There’s not much to be gained from mashing a remote control. From Tomb Raider to Assassin’s Creed, screen versions of cult video games have always suffered from the fact that fans of the game aren’t necessarily in it for the story. We’re in it for the challenge and adrenaline of the action, the self-validation of unlocking a puzzle gate or beating a boss that’s basically a skyscraper with a mace, the immersion of being in there guiding the narrative and interacting with alien or other-worldly environments you know are far more interesting than the real one, with its actual human conversations and failed Tinder dates.
The cut-scene dramas are just useful distractions, giving you a couple of minutes for toilet breaks and thumb massages. Big screen adaptations of books might realise or expand a reader’s vision, but for gamers, they write you out of the plot.
The Witcher, though, is a different sort of gigantic seven-headed kestrel beast. Spending 200 hours as mutant monster-killer Geralt Of Rivia, hacking one’s way through the gnarliest lycanthropes, mutated elks, teleporting ice warriors and, um, chatty trees of the Continent on a playthrough of The Witcher 3: The Wild Hunt really did feel like playing a Netflix series.

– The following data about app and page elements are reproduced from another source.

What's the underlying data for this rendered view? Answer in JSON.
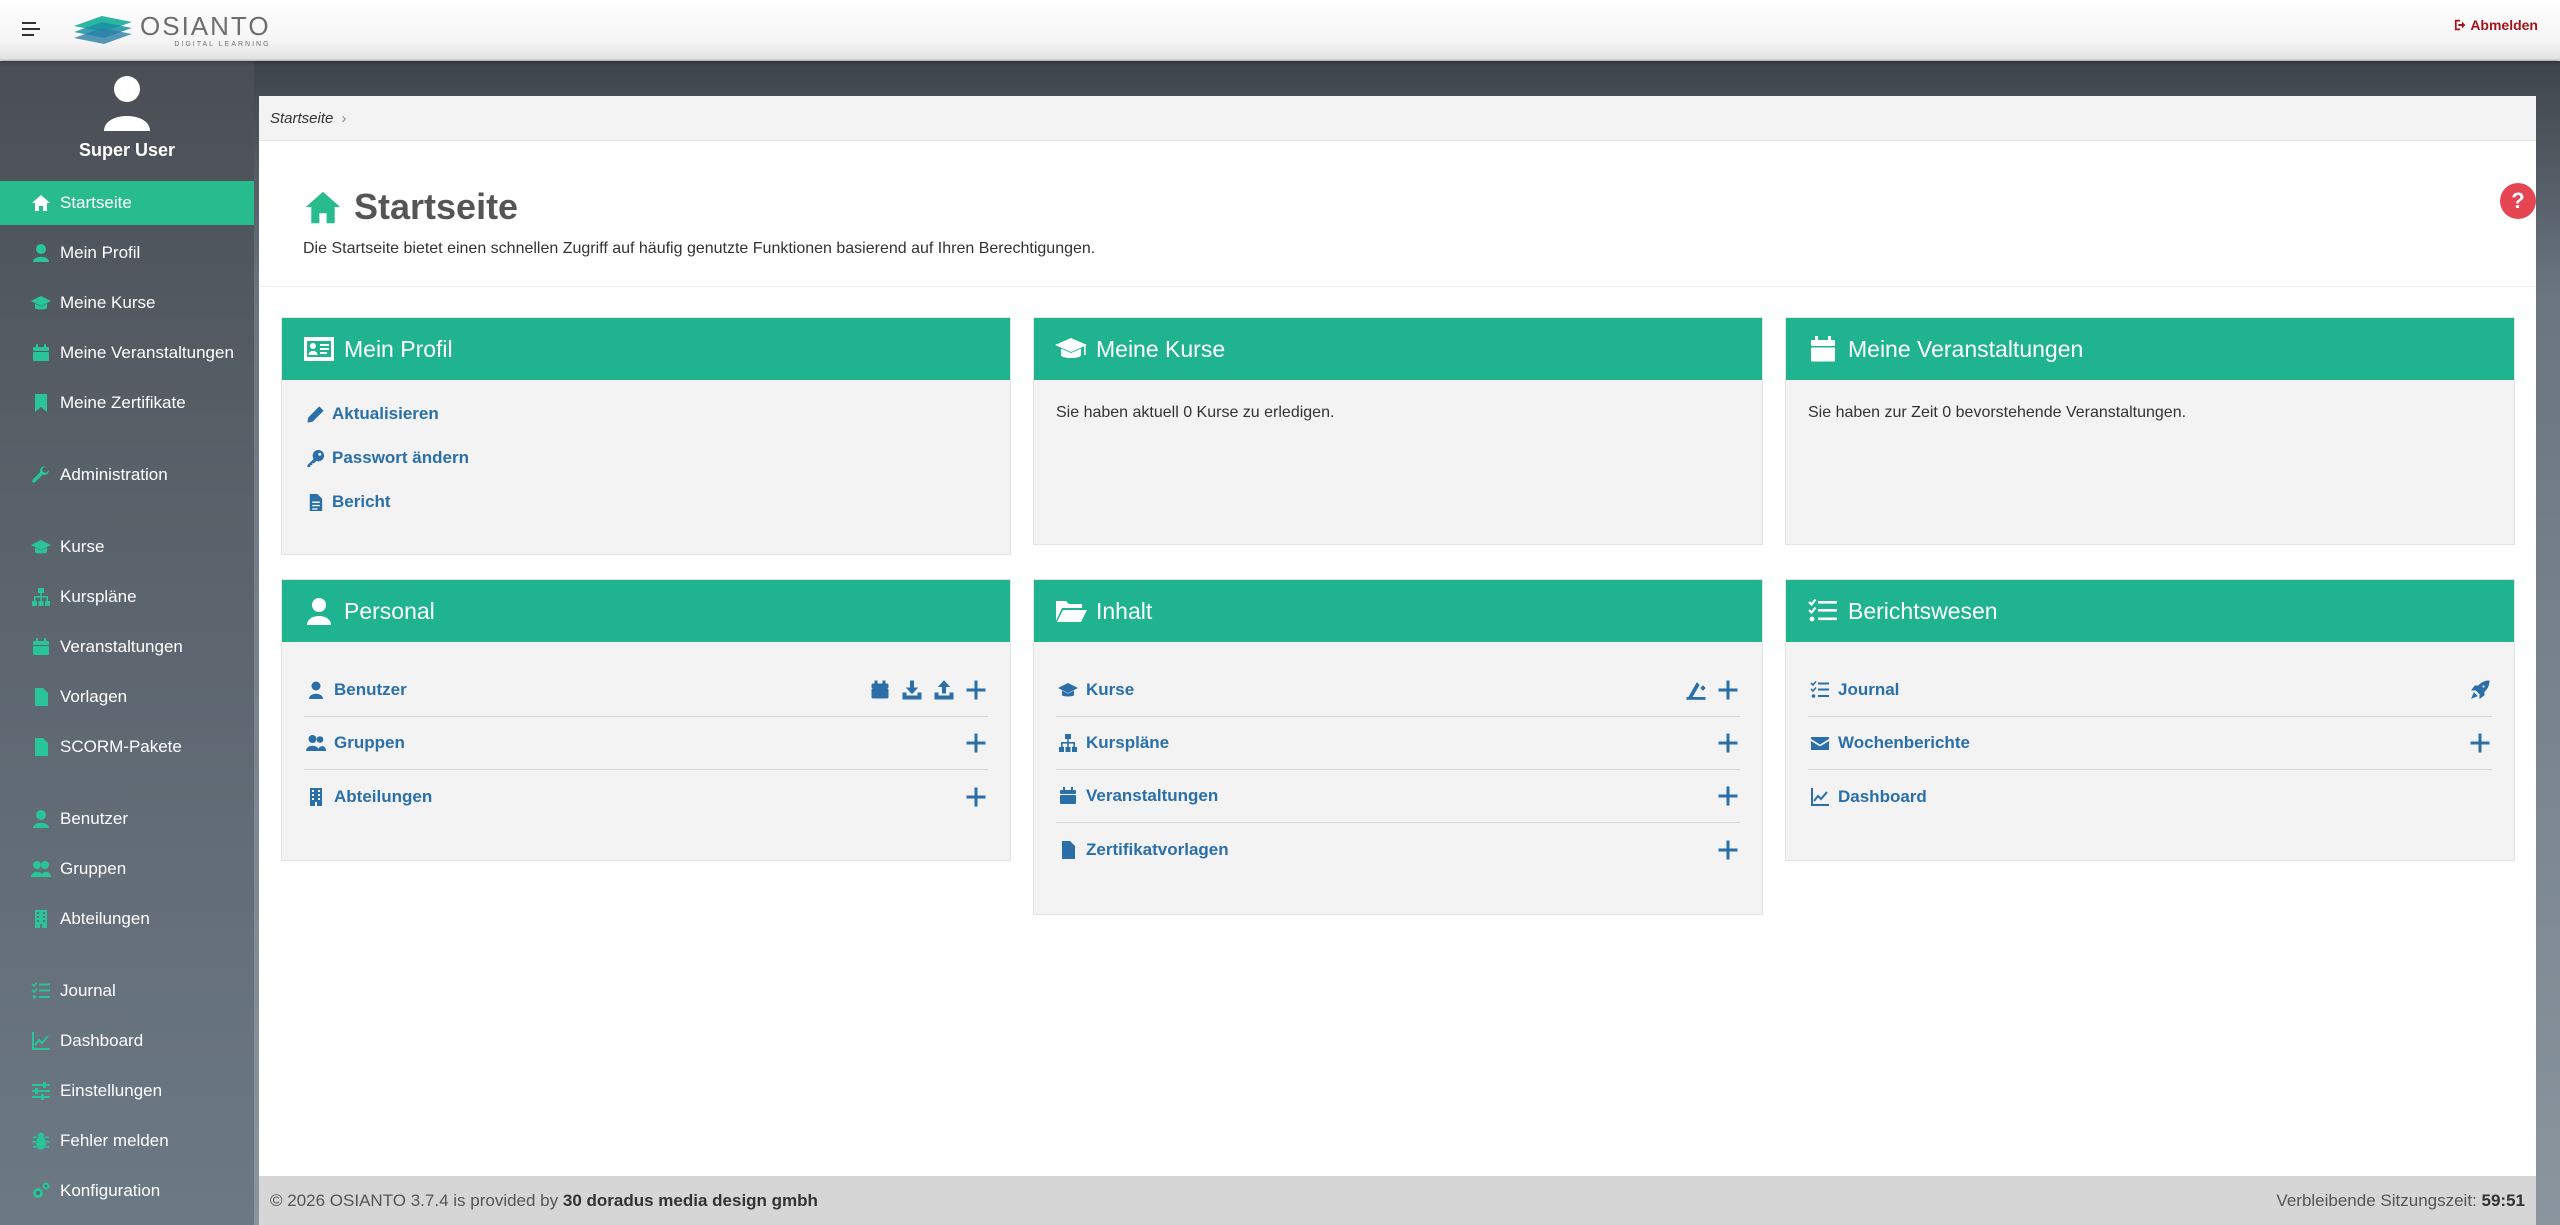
{
  "app": {
    "logo_name": "OSIANTO",
    "logo_sub": "DIGITAL LEARNING",
    "logout_label": "Abmelden"
  },
  "user": {
    "name": "Super User"
  },
  "sidebar": {
    "items": [
      {
        "label": "Startseite",
        "icon": "home-icon",
        "active": true
      },
      {
        "label": "Mein Profil",
        "icon": "user-icon"
      },
      {
        "label": "Meine Kurse",
        "icon": "graduation-cap-icon"
      },
      {
        "label": "Meine Veranstaltungen",
        "icon": "calendar-icon"
      },
      {
        "label": "Meine Zertifikate",
        "icon": "bookmark-icon"
      },
      {
        "label": "Administration",
        "icon": "wrench-icon"
      },
      {
        "label": "Kurse",
        "icon": "graduation-cap-icon"
      },
      {
        "label": "Kurspläne",
        "icon": "sitemap-icon"
      },
      {
        "label": "Veranstaltungen",
        "icon": "calendar-icon"
      },
      {
        "label": "Vorlagen",
        "icon": "file-icon"
      },
      {
        "label": "SCORM-Pakete",
        "icon": "file-alt-icon"
      },
      {
        "label": "Benutzer",
        "icon": "user-icon"
      },
      {
        "label": "Gruppen",
        "icon": "users-icon"
      },
      {
        "label": "Abteilungen",
        "icon": "building-icon"
      },
      {
        "label": "Journal",
        "icon": "tasks-icon"
      },
      {
        "label": "Dashboard",
        "icon": "chart-line-icon"
      },
      {
        "label": "Einstellungen",
        "icon": "sliders-icon"
      },
      {
        "label": "Fehler melden",
        "icon": "bug-icon"
      },
      {
        "label": "Konfiguration",
        "icon": "cogs-icon"
      }
    ]
  },
  "breadcrumb": {
    "current": "Startseite",
    "separator": "›"
  },
  "page": {
    "title": "Startseite",
    "description": "Die Startseite bietet einen schnellen Zugriff auf häufig genutzte Funktionen basierend auf Ihren Berechtigungen.",
    "help": "?"
  },
  "cards": {
    "mein_profil": {
      "title": "Mein Profil",
      "links": [
        "Aktualisieren",
        "Passwort ändern",
        "Bericht"
      ]
    },
    "meine_kurse": {
      "title": "Meine Kurse",
      "text": "Sie haben aktuell 0 Kurse zu erledigen."
    },
    "meine_veranstaltungen": {
      "title": "Meine Veranstaltungen",
      "text": "Sie haben zur Zeit 0 bevorstehende Veranstaltungen."
    },
    "personal": {
      "title": "Personal",
      "rows": [
        "Benutzer",
        "Gruppen",
        "Abteilungen"
      ]
    },
    "inhalt": {
      "title": "Inhalt",
      "rows": [
        "Kurse",
        "Kurspläne",
        "Veranstaltungen",
        "Zertifikatvorlagen"
      ]
    },
    "berichtswesen": {
      "title": "Berichtswesen",
      "rows": [
        "Journal",
        "Wochenberichte",
        "Dashboard"
      ]
    }
  },
  "footer": {
    "copyright": "© 2026 OSIANTO 3.7.4 is provided by ",
    "company": "30 doradus media design gmbh",
    "session_label": "Verbleibende Sitzungszeit: ",
    "session_time": "59:51"
  },
  "colors": {
    "accent": "#28bb8c",
    "card_header": "#1fb38f",
    "link": "#2a6fa8",
    "logout": "#a3141b",
    "help": "#e64553"
  }
}
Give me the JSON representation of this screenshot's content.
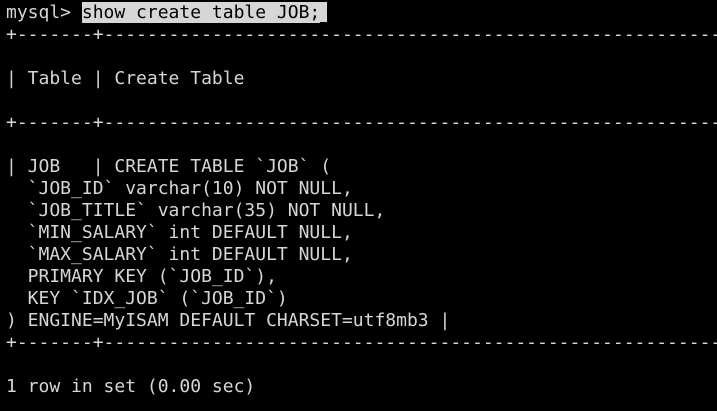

Gargantuan in scale, riven with drama and boasting more sex, warfare and exotic sorcery than Mario will see in a million bonus lives, this was a game that players really felt involved in, from Geralt’s shameless sorceress bed-hopping to the lengthy interlude where he got drunk with his mates until dawn and staggered bleary-eyed into the epic final battle, like a legend. Producers are pushing the fact that the series’ narrative is drawn from Andrzej Sapkowski’s Witcher books, but Henry Cavill’s growly, wise-cracking Geralt is so carefully modelled on the game that you can imagine the directors shouting “be more glitchy!” at him during the monster fights.
The gang’s all here. Geralt bursting out of a lake with his sword between the teeth of a rancid water monster in the opening scenes. The young princess Ciri (Freya Allan) escaping an invasion of merciless Nilfgaard warriors on her castle in Cintra and setting out to track down Geralt, whom she’s told is her destiny. Yennefer of Vengerberg (Anya Chalotra), a deformed wannabe-witch transformed into one of the most powerful – and rarely clothed – sorceresses in the Continent, and Geralt’s none-more-dangerous love interest. The series even plays a little like a game, with Geralt taking on self-contained tasks in each episode – hunting malevolent sprites, helping cursed lovers, ridding terrified townsfolk of cattle-slaughtering beasties – while Ciri and Yennefer weave their colourful narrative threads through the eight chapters as the trio slowly make their connections.
That said, it’s scenes like this that help The Witcher slot neatly into the gaping hole left by Game Of Thrones. Fantasy setting, axe-swinging bloodbaths, mythical monsters, more nudity than a Love Island wrap party, tick-tick-tick-ta-hick. There’s a lighter, more cartoonish tone, as there would be when there’s so many exotic fantasy monsters and witchcraft flying about, and a strong comedy thread too, particularly in the form of Joey Batey’s fame-hungry minstrel Jaskier. All told, this is a fun, often thrilling romp, and the mother of all cut-scenes while we await The Witcher 4.